Ann Biomed Eng. 2021 Jan 5. doi: 10.1007/s10439-020-02704-9. Online ahead of print.

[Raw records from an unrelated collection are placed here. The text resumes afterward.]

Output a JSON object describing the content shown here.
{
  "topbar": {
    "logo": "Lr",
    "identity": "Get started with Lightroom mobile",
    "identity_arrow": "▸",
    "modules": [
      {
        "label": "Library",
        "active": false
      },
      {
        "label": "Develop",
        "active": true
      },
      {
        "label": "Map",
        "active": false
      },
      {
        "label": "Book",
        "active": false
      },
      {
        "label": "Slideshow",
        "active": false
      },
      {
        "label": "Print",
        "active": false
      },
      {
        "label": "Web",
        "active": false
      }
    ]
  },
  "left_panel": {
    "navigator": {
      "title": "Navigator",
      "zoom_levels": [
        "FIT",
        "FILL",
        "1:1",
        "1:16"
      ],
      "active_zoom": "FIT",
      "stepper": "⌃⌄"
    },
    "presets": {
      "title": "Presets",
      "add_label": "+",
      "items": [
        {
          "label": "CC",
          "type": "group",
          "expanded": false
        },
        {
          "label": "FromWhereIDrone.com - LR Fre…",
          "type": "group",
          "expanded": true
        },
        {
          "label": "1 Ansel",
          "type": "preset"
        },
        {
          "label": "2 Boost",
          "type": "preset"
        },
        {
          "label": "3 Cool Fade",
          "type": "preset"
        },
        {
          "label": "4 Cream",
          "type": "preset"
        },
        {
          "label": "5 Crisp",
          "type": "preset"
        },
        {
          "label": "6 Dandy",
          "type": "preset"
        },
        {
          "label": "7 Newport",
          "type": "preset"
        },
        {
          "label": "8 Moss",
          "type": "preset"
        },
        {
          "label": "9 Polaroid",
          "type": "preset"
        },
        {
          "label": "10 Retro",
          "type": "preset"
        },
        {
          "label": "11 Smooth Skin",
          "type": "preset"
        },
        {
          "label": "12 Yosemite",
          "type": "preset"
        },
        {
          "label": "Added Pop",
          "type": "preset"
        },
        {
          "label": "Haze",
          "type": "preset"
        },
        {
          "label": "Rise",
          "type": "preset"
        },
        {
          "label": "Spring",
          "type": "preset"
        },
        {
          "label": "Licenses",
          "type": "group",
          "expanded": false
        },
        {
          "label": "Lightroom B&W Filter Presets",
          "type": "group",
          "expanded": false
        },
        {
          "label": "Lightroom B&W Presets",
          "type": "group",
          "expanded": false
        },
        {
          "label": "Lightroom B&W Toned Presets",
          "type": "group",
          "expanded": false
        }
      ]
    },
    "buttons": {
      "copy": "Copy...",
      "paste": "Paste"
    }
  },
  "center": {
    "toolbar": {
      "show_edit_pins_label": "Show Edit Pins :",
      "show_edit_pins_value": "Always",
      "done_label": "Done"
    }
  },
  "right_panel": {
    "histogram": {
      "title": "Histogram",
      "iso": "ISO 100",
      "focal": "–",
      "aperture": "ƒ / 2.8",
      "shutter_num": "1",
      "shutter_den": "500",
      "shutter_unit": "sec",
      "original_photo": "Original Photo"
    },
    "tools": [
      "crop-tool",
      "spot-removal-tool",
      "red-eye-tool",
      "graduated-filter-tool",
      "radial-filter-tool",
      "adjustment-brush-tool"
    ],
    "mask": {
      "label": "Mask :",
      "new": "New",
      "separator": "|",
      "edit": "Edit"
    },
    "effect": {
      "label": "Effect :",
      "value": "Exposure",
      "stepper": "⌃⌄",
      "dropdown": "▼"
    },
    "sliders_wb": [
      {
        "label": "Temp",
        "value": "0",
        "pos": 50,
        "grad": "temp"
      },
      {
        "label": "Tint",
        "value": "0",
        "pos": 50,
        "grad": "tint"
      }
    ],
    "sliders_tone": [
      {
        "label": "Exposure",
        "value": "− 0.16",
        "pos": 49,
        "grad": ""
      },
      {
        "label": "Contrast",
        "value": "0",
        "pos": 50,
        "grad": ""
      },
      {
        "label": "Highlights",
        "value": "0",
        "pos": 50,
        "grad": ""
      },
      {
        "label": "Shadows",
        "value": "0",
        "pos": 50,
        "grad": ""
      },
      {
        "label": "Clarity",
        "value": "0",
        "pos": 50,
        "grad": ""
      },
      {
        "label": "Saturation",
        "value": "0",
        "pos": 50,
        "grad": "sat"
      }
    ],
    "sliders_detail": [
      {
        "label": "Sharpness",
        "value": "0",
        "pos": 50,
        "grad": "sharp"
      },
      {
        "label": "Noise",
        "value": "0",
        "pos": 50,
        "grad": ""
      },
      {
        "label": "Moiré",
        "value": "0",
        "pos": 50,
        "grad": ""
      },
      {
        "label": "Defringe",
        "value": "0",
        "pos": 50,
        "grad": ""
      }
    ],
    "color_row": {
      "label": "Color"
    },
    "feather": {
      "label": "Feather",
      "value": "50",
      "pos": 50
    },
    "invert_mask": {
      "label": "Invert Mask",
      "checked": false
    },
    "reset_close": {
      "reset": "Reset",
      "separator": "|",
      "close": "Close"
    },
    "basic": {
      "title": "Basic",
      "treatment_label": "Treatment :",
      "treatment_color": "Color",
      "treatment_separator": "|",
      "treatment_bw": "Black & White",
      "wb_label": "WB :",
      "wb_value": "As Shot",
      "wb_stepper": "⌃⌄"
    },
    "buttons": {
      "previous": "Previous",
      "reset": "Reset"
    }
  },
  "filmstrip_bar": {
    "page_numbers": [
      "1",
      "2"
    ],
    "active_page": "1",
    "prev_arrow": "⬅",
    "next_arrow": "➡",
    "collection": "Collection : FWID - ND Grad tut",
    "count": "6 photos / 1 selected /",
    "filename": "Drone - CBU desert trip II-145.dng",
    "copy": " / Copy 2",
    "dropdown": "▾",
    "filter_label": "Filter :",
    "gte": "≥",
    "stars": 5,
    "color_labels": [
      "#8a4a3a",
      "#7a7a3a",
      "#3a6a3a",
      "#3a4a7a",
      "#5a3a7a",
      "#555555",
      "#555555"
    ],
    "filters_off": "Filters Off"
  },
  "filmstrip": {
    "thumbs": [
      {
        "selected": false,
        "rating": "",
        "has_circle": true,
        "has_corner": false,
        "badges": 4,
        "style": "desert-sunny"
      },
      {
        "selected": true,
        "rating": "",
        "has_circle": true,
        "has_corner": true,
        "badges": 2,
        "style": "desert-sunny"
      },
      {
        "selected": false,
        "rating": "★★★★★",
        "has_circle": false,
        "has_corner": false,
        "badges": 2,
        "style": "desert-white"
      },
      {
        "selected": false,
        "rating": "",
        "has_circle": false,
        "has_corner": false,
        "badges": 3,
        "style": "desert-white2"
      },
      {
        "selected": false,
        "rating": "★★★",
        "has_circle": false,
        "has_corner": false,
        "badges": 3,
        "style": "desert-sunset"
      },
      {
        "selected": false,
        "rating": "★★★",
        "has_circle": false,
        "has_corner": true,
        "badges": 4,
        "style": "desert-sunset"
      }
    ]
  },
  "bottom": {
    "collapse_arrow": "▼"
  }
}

The burden of cancer continues to increase in society and negatively impacts the lives of numerous patients. Due to the high cost of current treatment strategies, there is a crucial unmet need to develop inexpensive preclinical platforms to accelerate the process of anti-cancer drug discovery to improve outcomes in cancer patients, most especially in female patients. Many current methods employ expensive animal models which not only present ethical concerns but also do not often accurately predict human physiology and the outcomes of anti-cancer drug responsiveness. Conventional treatment approaches for cancer generally include systemic therapy after a surgical procedure. Although this treatment technique is effective, the outcome is not always positive due to various complex factors such as intratumor heterogeneity and confounding factors within the tumor microenvironment (TME). Patients who develop metastatic disease still have poor prognosis. To that end, recent efforts have attempted to use 3D microengineered platforms to enhance the predictive power and efficacy of anti-cancer drug screening, ultimately to develop personalized therapies. Fascinating features of microengineered assays, such as microfluidics, have led to the advancement in the development of the tumor-on-chip technology platforms, which have shown tremendous potential for meaningful and physiologically relevant anti-cancer drug discovery and screening. Three dimensional microscale models provide unprecedented ability to unveil the biological complexities of cancer and shed light into the mechanism of anti-cancer drug resistance in a timely and resource efficient manner. In this review, we discuss recent advances in the development of microengineered tumor models for anti-cancer drug discovery and screening in female-related cancers. We specifically focus on female-related cancers to draw attention to the various approaches being taken to improve the survival rate of women diagnosed with cancers caused by sex disparities. We also briefly discuss other cancer types like colon adenocarcinomas and glioblastoma due to their high rate of occurrence in females, as well as the high likelihood of sex-biased mutations which complicate current treatment strategies for women. We highlight recent advances in the development of 3D microscale platforms including 3D tumor spheroids, microfluidic platforms as well as bioprinted models, and discuss how they have been utilized to address major challenges in the process of drug discovery, such as chemoresistance, intratumor heterogeneity, drug toxicity, etc. We also present the potential of these platform technologies for use in high-throughput drug screening approaches as a replacements of conventional assays. Within each section, we will provide our perspectives on advantages of the discussed platform technologies.